I saw a patient in my clinic today with the diagnosis of von Hippel-Lindau Disease. She has a Cr in the mid 2’s as a result of prior vascular disease as well as being status-post nephrectomy for a renal cell carcinoma discovered several years ago. To review, von Hippel-Lindau (VHL) disease is a rare, autosomal dominant genetic condition characterized by hemangioblastomas of the cerebellum, spinal cord and retina; individuals also have a high rate of nephrology-relevant tumors such as renal cell carcinoma and pheochromocytoma. The VHL gene is a tumor suppressor gene.
What do the Hatfields & McCoys have to do with VHL? In my rapid google search of VHL in the minutes preceding this patient’s office visit, I found this interesting hit in which a Vanderbilt geneticist posits that this infamous Appalachian feud between two warring families could in part be due to the fact that the McCoy family is known to carry the VHL disease gene, with multiple affected family members who went public a few years ago. The theory states that pheochromocytomas within affected individuals would lead to an easily-angered and overly-aggressive phenotype as a result of unregulated adrenaline secretion by existing pheochromocytomas. Truth or fiction? It seems a matter of speculation, but a historically fun theory to consider.
Having had a pheo, and understanding what being in Flight or Fight all the time is like, I could easily agree there disease had escalated any social norms for their time and place. My family had many feuds with others, and the females temperment was legendary. After discovering my pheo, everything made a little more sense.

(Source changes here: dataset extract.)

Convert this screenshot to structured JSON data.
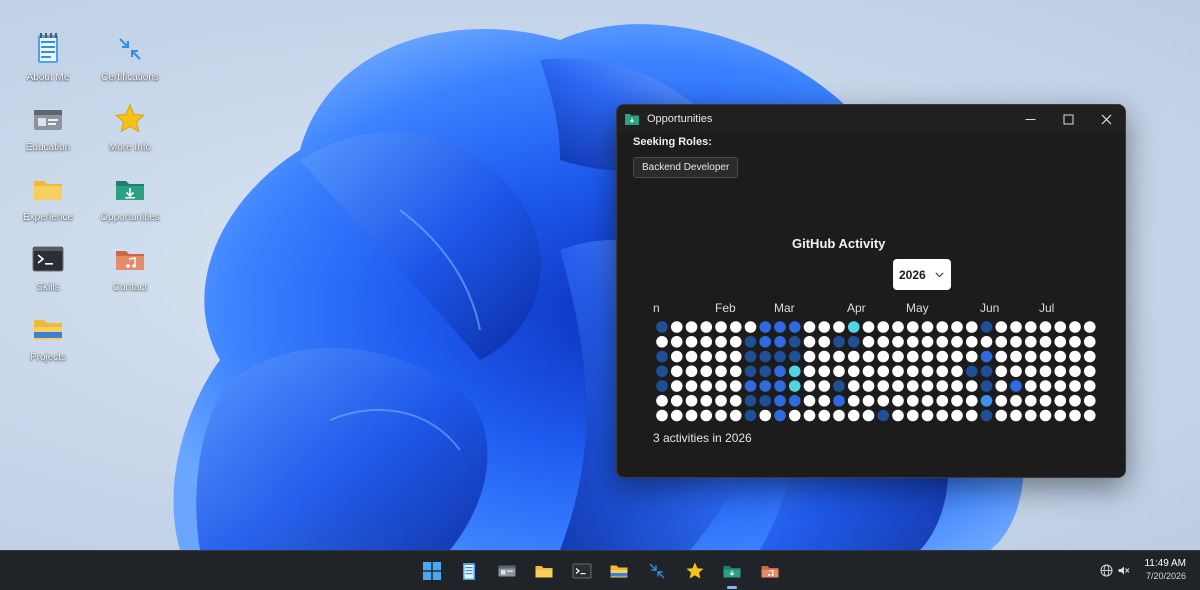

You need to read Malcolm Gladwells take on Appalachian people and Honor Culture as an explanation for the frequent feuds found in West Virginia, Kentucky and other mountainous remote areas of America. The book is Outliers and its excellent